to wrap up your essay in a tidy package and bring it home for your reader. It is a good idea to recapitulate what you said in your in order to suggest to your reader that you have accomplished what you set out to accomplish. It is also important to judge for yourself that you have, in fact, done so. If you find that your thesis statement now sounds hollow or irrelevant that you haven't done what you set out to do then you need either to revise your argument or to redefine your thesis statement. Don't worry about that; it happens to writers all the time. They have argued themselves into a position that they might not have thought of when they began their writing. Writing, just as much as reading, is a process of self discovery. Do not, in any case, simply restate your thesis statement in your final paragraph, as that would be redundant.
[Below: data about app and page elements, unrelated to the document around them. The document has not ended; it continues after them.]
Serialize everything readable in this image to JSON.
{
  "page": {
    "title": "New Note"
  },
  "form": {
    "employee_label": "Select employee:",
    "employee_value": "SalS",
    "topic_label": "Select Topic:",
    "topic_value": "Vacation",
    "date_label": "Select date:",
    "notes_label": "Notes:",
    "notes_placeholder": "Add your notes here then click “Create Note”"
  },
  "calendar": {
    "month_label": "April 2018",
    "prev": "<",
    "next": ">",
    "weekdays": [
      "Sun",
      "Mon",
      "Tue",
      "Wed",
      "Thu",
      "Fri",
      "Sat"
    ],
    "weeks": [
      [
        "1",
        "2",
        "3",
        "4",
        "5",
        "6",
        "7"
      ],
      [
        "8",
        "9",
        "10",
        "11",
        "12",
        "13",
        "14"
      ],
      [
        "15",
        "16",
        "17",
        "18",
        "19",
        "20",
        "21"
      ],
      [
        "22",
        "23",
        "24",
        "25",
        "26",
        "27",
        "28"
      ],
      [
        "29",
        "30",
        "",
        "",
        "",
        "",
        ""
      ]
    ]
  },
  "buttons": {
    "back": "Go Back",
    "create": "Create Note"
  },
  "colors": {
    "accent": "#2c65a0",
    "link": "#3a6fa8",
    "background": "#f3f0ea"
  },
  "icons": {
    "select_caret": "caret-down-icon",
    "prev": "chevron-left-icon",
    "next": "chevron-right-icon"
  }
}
Having read your essay, we should understand this main thought with fresh and deeper understanding, and your conclusion wants to reflect what we have learned.
Second, the conclusion is no place to bring up new ideas. If a brilliant idea tries to sneak into our final paragraph, we must pluck it out and let it have its own paragraph earlier in the essay. If it doesn't fit the structure or argument of the essay, we will leave it out altogether and let it have its own essay later on. The last thing we want in our conclusion is an excuse for our readers' minds wandering off into some new field. Allowing a peer editor or friend to reread our essay before we hand it in is one way to check this impulse before it ruins our good intentions and hard work.
We can show this as a diagram. The triangle of the introduction is the opposite in the conclusion. It begins with the narrowest topic (sentence 1), then widens to the summary of key points of the argument in the essay (sentence 2). The last sentence of the paragraph usually makes a broad statement that may be a reflection about the essay’s argument (sentence 3).
A conclusion paragraph is very much tied to the introduction paragraph and the question that has been set (see Question analysis workshop), and we use special terms to describe each stage of the conclusion.
Sometimes a good example of what you are trying to achieve is worth a 1000 words of advice! When you are asked to write an essay, try to find some samples (models) of similar writing and learn to observe the craft of the writer. You can use the samples as a basis for working out how to write in the correct style.
The conclusion to an essay is rather like a formal social farewell. For example, if an ASO consultant does a guest presentation at a lecture, it would be good practice to conclude the session by tying up the key points of the lecture and leave the students with a final message about the subject of the lecture:
Conclusion paragraphs are about 5% of your essay word count (e.g. about 50 or so words per 1000 word essay). In clearly-written sentences, you restate the thesis from your introduction (but do not repeat the introduction too closely), make a brief summary of your evidence and finish with some sort of judgment about the topic. You can follow this basic pattern (recipe) for writing introduction paragraphs to help you get started.
Often students feel tired from the effort of researching and writing an essay and toss in a few rushed words to finish up. But, the conclusion is the last paragraph your marker will see of your writing effort. So, it is worth putting in the last dregs of your intellectual energy to come up with a convincing conclusion. Fortunately, conclusions have a pattern (recipe) you can follow so that you can write a convincing conclusion.
Begin by saying everything you have to say about the first subject you are discussing, then move on and make all the points you want to make about the second subject (and after that, the third, and so on, if you’re comparing/contrasting more than two things). If the paper is short, you might be able to fit all of your points about each item into a single paragraph, but it’s more likely that you’d have several paragraphs per item. Using our pizza place comparison/contrast as an example, after the introduction, you might have a paragraph about the ingredients available at Pepper’s, a paragraph about its location, and a paragraph about its ambience. Then you’d have three similar paragraphs about Amante, followed by your conclusion.
Here is the concluding paragraph of George Orwell's famous essay, "Politics and the English Language." If you would like to read the entire essay from which this conclusion is taken (and check out, especially, the beginning), click .
These conclusion sentences are in the incorrect order. Now that you have identified the sentence types for a conclusion paragraph, put them in the correct order (restatement of main premise -> summary of key points -> broad statement).